By Tom Purcell
"I don't know why so many people get so bent out of shape at this time every year. I thought we were supposed to be merry."
"Ah, yes, you speak of the Christmas holiday. According to History.com, it is 'both a sacred religious holiday and a worldwide cultural and commercial phenomenon.'"
"I thought it was the day we celebrate the nativity of Jesus Christ?"
"It is an important feast or holy day for Christians, who believe, as written in the Bible, that 'God so loved the world that he gave his only Son, so that everyone who believes in Him might not perish but may have eternal life.'"
"That's what I believe and the reason I go to Christ's mass — the origin of 'Christmas' — at my Catholic church every year."
"That's wonderful, but as History.com points out, Christmas traditions have evolved to include many secular and commercial components — some evolved from pagan traditions."
"Look, long before Jesus was born, December was party time. Pagan sun worshippers celebrated winter solstice, the beginning of the end of long, dark days. They slaughtered cattle, ate excessively and consumed many adult beverages. "
"Sounds like Christmas dinner at my house."
"Well, the Bible doesn't say what date Jesus was born. Some scholars believe that He was born in the spring — but that, in the 4th century, Catholic popes moved his birthday to December 25 to coincide with winter solstice celebrations. Some religious scholars debate the theory, however."
"The Christmas tree originates from pagan traditions, however. It was born in the 8th century, when, according to Infoplease.com, 'St. Boniface cut down an enormous oak tree that was central to the worship of a particular tribe, but a fir tree grew in its place. The evergreen was offered as a symbol of Christianity, which the newly converted Germans began decorating for Christmas.'"
"How about the origin of mistletoe?"
"Infoplease.com says that the Druids believed that mistletoe 'represented the joining of heaven and Earth, and God's reconciliation with mankind. A kiss under mistletoe symbolized acceptance and reconciliation.'"
"No wonder I can never get the wife beneath it."
"Here's an interesting fact about modern Christmas traditions: They are relatively new. In fact, did you know that in 1645 in England, Oliver Cromwell banned Christmas?"
"According to LiveScience.com, reformist-minded Protestants of the 16th century believed Christmas was too paganistic — too 'raucous, rowdy and sometimes bawdy.' The American Puritans believed likewise. It was illegal to celebrate Christmas in New England for about 25 years."
"Then how did modern Christmas become such a big deal?"
"Like many American traditions, Americans reinvented it. History.com says that in 1819. Washington Irving penned a series of stories about Christmas celebrations — stories that introduced the concept of peace, ancient Christmas customs and the bringing together of people from all backgrounds. In England, Charles Dickens also advanced modern Christmas traditions."
"The guy who wrote about Ebenezer Scrooge?"
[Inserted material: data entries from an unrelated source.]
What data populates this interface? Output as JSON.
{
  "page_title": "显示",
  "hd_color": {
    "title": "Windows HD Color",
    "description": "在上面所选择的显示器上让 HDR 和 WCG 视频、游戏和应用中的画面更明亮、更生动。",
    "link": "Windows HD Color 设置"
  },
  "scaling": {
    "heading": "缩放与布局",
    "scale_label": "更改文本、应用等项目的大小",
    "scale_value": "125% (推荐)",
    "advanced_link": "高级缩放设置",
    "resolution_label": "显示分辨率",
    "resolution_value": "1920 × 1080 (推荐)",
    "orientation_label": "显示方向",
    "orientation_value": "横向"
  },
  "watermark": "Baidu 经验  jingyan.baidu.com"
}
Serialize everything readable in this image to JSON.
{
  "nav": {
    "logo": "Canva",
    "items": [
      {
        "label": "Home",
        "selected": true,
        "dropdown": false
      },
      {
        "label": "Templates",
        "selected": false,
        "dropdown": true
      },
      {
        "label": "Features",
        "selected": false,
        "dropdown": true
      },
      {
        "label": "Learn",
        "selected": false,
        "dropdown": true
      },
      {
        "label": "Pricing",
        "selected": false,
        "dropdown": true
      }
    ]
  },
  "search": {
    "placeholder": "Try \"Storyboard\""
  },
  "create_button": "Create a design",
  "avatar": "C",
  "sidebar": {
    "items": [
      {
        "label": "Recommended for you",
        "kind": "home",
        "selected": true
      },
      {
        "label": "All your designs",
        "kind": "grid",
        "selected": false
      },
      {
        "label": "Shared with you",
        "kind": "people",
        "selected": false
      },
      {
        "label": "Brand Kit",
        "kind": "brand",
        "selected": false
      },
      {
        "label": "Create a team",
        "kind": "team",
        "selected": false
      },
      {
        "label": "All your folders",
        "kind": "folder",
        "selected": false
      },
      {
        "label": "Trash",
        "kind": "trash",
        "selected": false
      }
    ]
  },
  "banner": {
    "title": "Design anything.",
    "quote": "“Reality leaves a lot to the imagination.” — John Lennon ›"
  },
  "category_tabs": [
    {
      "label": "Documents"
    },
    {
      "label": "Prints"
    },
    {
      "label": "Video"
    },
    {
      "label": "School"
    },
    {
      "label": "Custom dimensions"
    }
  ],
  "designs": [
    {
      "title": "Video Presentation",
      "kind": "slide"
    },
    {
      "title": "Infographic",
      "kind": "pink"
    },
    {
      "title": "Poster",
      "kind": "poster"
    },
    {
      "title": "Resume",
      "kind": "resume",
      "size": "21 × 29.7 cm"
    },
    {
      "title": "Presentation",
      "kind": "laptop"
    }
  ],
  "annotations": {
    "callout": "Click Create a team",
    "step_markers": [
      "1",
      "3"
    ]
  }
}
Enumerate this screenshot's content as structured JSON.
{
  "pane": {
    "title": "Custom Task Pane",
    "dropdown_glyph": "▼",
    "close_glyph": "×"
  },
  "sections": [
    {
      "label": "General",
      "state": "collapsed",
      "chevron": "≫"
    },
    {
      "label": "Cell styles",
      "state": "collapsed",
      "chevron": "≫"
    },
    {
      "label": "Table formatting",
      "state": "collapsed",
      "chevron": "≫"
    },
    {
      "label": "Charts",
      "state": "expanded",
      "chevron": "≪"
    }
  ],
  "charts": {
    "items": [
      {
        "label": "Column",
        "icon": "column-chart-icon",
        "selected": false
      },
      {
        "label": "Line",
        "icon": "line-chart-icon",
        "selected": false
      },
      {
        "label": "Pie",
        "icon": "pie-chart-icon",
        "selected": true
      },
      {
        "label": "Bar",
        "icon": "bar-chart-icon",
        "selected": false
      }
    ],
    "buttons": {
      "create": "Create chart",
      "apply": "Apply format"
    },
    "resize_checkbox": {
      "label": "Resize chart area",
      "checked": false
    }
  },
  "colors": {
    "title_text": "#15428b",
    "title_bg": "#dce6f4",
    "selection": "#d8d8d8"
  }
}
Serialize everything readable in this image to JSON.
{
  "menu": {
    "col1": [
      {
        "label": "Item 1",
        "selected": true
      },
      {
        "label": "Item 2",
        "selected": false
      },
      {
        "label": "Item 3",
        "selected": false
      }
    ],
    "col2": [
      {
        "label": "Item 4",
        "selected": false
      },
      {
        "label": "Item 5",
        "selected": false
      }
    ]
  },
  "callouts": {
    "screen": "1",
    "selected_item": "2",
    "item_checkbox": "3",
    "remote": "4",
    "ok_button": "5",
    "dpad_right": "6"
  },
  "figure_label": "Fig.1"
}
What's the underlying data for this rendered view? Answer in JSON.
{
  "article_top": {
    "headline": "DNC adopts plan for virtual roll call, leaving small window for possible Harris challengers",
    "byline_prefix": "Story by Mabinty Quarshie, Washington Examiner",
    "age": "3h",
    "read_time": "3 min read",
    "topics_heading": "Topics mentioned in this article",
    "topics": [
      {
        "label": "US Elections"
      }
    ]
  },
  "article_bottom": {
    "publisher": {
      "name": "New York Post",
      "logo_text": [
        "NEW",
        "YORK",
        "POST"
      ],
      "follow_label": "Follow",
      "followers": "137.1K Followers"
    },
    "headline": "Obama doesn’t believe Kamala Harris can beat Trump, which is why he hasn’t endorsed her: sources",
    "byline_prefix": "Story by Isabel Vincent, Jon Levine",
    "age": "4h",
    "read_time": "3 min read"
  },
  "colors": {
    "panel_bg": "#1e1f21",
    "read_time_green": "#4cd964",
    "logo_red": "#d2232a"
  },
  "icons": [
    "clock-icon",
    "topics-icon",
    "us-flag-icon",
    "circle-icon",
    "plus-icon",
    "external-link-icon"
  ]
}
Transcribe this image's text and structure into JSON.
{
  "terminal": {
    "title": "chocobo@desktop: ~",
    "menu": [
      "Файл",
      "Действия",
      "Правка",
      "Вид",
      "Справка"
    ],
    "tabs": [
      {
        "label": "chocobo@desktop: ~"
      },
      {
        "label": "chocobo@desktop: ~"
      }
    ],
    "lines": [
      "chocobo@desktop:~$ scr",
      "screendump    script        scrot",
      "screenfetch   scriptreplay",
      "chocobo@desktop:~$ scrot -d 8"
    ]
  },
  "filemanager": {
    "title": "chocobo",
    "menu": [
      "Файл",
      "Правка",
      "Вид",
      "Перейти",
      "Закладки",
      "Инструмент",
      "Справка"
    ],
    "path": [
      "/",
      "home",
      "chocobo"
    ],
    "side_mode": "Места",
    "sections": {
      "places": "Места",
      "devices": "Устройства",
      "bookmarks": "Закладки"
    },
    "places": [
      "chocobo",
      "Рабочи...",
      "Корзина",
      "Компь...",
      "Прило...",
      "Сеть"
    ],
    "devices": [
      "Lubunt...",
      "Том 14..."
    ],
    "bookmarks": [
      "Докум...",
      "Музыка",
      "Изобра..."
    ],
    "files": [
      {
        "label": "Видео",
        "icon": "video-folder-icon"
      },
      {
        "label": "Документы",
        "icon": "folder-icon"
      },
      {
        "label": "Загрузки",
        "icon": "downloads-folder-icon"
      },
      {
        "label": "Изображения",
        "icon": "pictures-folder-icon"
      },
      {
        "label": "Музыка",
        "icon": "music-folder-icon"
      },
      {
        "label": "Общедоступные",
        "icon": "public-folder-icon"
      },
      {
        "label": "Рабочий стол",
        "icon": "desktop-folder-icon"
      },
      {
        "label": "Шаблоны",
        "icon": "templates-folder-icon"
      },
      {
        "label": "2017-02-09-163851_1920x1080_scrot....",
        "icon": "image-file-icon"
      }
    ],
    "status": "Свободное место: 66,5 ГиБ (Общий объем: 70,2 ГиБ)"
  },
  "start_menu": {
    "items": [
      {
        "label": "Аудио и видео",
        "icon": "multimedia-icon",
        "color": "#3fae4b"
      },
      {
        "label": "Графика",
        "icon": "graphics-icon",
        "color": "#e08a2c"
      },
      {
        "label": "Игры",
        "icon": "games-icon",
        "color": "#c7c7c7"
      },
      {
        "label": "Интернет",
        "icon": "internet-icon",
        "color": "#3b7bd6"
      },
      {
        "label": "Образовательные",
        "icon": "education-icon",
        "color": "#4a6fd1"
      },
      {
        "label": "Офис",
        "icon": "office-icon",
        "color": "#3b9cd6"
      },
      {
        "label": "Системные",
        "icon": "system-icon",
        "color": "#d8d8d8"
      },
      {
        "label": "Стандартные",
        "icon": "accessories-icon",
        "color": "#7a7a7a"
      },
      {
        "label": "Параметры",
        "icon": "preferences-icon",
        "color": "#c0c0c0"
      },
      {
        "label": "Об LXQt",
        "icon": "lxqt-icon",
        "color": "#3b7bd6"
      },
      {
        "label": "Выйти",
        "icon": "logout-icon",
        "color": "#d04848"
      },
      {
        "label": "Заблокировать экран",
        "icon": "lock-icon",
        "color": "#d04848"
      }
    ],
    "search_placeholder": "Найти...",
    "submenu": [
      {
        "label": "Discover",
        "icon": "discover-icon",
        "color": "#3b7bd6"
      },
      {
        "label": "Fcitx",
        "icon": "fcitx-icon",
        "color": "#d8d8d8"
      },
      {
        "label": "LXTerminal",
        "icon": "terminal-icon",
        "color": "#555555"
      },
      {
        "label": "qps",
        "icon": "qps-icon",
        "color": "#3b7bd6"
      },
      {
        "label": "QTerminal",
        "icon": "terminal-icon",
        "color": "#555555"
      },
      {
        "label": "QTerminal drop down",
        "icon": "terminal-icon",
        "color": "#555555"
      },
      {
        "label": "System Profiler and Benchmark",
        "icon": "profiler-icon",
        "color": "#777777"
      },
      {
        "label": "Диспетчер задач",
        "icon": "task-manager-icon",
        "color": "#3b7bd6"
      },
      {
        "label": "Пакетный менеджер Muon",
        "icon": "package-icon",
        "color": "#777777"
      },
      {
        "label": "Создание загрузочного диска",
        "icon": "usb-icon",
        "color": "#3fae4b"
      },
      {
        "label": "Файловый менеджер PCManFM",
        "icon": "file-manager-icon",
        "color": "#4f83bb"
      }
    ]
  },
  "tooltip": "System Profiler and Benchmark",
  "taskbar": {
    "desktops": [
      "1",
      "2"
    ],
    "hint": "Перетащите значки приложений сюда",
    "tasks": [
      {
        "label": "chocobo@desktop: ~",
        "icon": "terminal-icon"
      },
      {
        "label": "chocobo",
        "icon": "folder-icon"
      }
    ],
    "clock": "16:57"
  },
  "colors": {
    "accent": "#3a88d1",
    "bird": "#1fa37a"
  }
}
"Yes, History.com says that Dickens' famous holiday tale, 'A Christmas Carol,' promoted 'charity and good will towards all humankind' and persuaded many Victorians to embrace Christmas celebrations. His story is one reason many are so charitable during the Christmas season."
"This year the wife and I and the extended family are forgoing gift-giving. We're going to give that money to the needy instead!"
"An excellent idea. Look, whether Christmas is a day for believers to celebrate their religious faith or a day for non-believers to enjoy non-religious traditions, we should all agree on one point."
"Christmas is a day of merriment, graciousness and generosity."
"There's only one response to that sentiment. Merry Christmas!"
©2015 Tom Purcell. Tom Purcell, author of "Misadventures of a 1970's Childhood" and "Sean McClanahan Mysteries," available at Amazon.com, is a Pittsburgh Tribune-Review humor columnist and is nationally syndicated exclusively by Cagle Cartoons Inc. For info on using this column in your publication or website, contact [email protected] or call (805) 969-2829. Send comments to Tom at [email protected]